**What you should do**
Would you write out all the records again, exactly?

=== Excerpted records ===

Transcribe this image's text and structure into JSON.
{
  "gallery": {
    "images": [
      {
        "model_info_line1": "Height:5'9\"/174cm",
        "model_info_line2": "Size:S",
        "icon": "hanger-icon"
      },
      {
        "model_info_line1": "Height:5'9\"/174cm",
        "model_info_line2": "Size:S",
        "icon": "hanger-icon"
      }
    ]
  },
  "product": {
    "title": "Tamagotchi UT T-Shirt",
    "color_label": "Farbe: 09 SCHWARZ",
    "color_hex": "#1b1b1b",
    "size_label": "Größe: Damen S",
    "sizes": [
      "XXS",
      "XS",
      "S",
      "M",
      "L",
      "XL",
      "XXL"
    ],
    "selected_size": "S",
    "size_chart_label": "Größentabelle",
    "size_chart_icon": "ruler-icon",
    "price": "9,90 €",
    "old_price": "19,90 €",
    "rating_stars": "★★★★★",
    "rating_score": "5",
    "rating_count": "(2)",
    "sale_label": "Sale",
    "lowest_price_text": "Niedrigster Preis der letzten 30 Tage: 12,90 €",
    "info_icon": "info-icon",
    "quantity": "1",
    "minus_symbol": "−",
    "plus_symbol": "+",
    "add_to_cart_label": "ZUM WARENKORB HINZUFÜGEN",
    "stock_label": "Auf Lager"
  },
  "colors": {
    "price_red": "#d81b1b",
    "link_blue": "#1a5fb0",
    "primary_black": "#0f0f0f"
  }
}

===

**Result of the exercise**
Transcribe this image's text and structure into JSON.
{
  "gallery": {
    "images": [
      {
        "model_info_line1": "Height:5'9\"/174cm",
        "model_info_line2": "Size:S",
        "icon": "hanger-icon"
      },
      {
        "model_info_line1": "Height:5'9\"/174cm",
        "model_info_line2": "Size:S",
        "icon": "hanger-icon"
      }
    ]
  },
  "product": {
    "title": "Tamagotchi UT T-Shirt",
    "color_label": "Farbe: 09 SCHWARZ",
    "color_hex": "#1b1b1b",
    "size_label": "Größe: Damen S",
    "sizes": [
      "XXS",
      "XS",
      "S",
      "M",
      "L",
      "XL",
      "XXL"
    ],
    "selected_size": "S",
    "size_chart_label": "Größentabelle",
    "size_chart_icon": "ruler-icon",
    "price": "9,90 €",
    "old_price": "19,90 €",
    "rating_stars": "★★★★★",
    "rating_score": "5",
    "rating_count": "(2)",
    "sale_label": "Sale",
    "lowest_price_text": "Niedrigster Preis der letzten 30 Tage: 12,90 €",
    "info_icon": "info-icon",
    "quantity": "1",
    "minus_symbol": "−",
    "plus_symbol": "+",
    "add_to_cart_label": "ZUM WARENKORB HINZUFÜGEN",
    "stock_label": "Auf Lager"
  },
  "colors": {
    "price_red": "#d81b1b",
    "link_blue": "#1a5fb0",
    "primary_black": "#0f0f0f"
  }
}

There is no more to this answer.